Every line of the data should be retyped with no difference from the original.

[Website and app data records]
↓

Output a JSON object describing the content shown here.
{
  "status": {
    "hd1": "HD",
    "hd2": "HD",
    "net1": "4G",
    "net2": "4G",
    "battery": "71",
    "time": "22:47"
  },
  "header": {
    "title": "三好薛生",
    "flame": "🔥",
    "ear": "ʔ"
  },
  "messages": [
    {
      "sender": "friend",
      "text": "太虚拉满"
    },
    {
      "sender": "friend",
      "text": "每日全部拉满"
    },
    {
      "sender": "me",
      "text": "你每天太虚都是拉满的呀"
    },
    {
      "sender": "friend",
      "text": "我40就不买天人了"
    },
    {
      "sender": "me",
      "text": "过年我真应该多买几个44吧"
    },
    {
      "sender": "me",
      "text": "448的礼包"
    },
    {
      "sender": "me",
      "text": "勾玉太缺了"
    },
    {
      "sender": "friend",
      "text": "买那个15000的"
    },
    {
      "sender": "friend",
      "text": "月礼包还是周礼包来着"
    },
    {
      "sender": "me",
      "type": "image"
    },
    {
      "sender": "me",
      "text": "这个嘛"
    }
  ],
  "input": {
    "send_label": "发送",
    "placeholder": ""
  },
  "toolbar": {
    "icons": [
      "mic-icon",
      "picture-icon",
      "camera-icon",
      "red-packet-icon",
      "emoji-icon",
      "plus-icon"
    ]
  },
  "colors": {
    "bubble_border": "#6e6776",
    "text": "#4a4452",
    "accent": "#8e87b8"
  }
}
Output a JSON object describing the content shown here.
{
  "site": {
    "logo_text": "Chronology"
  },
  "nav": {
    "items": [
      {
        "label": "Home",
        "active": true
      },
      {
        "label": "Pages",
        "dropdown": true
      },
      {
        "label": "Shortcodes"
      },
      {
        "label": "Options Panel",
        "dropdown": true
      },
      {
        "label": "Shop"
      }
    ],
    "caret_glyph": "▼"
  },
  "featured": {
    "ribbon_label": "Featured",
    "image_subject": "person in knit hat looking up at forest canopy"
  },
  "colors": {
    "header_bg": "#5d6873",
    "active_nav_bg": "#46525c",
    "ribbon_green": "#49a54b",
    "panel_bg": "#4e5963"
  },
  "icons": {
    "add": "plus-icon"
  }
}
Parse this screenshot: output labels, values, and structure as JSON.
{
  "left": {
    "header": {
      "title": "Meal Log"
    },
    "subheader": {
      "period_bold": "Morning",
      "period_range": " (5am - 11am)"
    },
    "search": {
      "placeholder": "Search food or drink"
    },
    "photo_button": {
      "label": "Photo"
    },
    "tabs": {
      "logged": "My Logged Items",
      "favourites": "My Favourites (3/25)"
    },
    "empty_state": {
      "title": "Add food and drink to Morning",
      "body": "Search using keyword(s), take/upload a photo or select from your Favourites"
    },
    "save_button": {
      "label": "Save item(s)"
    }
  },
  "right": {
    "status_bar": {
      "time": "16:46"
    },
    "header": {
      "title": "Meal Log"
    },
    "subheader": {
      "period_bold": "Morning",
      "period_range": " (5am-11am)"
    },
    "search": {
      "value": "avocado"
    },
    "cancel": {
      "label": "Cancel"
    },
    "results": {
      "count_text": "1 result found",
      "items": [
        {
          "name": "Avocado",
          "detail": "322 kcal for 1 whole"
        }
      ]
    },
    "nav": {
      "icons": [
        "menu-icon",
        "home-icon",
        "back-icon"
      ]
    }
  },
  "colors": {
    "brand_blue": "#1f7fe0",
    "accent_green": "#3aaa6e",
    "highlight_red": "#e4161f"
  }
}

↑

ANSWER TO THE EXERCISE:
Output a JSON object describing the content shown here.
{
  "status": {
    "hd1": "HD",
    "hd2": "HD",
    "net1": "4G",
    "net2": "4G",
    "battery": "71",
    "time": "22:47"
  },
  "header": {
    "title": "三好薛生",
    "flame": "🔥",
    "ear": "ʔ"
  },
  "messages": [
    {
      "sender": "friend",
      "text": "太虚拉满"
    },
    {
      "sender": "friend",
      "text": "每日全部拉满"
    },
    {
      "sender": "me",
      "text": "你每天太虚都是拉满的呀"
    },
    {
      "sender": "friend",
      "text": "我40就不买天人了"
    },
    {
      "sender": "me",
      "text": "过年我真应该多买几个44吧"
    },
    {
      "sender": "me",
      "text": "448的礼包"
    },
    {
      "sender": "me",
      "text": "勾玉太缺了"
    },
    {
      "sender": "friend",
      "text": "买那个15000的"
    },
    {
      "sender": "friend",
      "text": "月礼包还是周礼包来着"
    },
    {
      "sender": "me",
      "type": "image"
    },
    {
      "sender": "me",
      "text": "这个嘛"
    }
  ],
  "input": {
    "send_label": "发送",
    "placeholder": ""
  },
  "toolbar": {
    "icons": [
      "mic-icon",
      "picture-icon",
      "camera-icon",
      "red-packet-icon",
      "emoji-icon",
      "plus-icon"
    ]
  },
  "colors": {
    "bubble_border": "#6e6776",
    "text": "#4a4452",
    "accent": "#8e87b8"
  }
}
Output a JSON object describing the content shown here.
{
  "site": {
    "logo_text": "Chronology"
  },
  "nav": {
    "items": [
      {
        "label": "Home",
        "active": true
      },
      {
        "label": "Pages",
        "dropdown": true
      },
      {
        "label": "Shortcodes"
      },
      {
        "label": "Options Panel",
        "dropdown": true
      },
      {
        "label": "Shop"
      }
    ],
    "caret_glyph": "▼"
  },
  "featured": {
    "ribbon_label": "Featured",
    "image_subject": "person in knit hat looking up at forest canopy"
  },
  "colors": {
    "header_bg": "#5d6873",
    "active_nav_bg": "#46525c",
    "ribbon_green": "#49a54b",
    "panel_bg": "#4e5963"
  },
  "icons": {
    "add": "plus-icon"
  }
}
Parse this screenshot: output labels, values, and structure as JSON.
{
  "left": {
    "header": {
      "title": "Meal Log"
    },
    "subheader": {
      "period_bold": "Morning",
      "period_range": " (5am - 11am)"
    },
    "search": {
      "placeholder": "Search food or drink"
    },
    "photo_button": {
      "label": "Photo"
    },
    "tabs": {
      "logged": "My Logged Items",
      "favourites": "My Favourites (3/25)"
    },
    "empty_state": {
      "title": "Add food and drink to Morning",
      "body": "Search using keyword(s), take/upload a photo or select from your Favourites"
    },
    "save_button": {
      "label": "Save item(s)"
    }
  },
  "right": {
    "status_bar": {
      "time": "16:46"
    },
    "header": {
      "title": "Meal Log"
    },
    "subheader": {
      "period_bold": "Morning",
      "period_range": " (5am-11am)"
    },
    "search": {
      "value": "avocado"
    },
    "cancel": {
      "label": "Cancel"
    },
    "results": {
      "count_text": "1 result found",
      "items": [
        {
          "name": "Avocado",
          "detail": "322 kcal for 1 whole"
        }
      ]
    },
    "nav": {
      "icons": [
        "menu-icon",
        "home-icon",
        "back-icon"
      ]
    }
  },
  "colors": {
    "brand_blue": "#1f7fe0",
    "accent_green": "#3aaa6e",
    "highlight_red": "#e4161f"
  }
}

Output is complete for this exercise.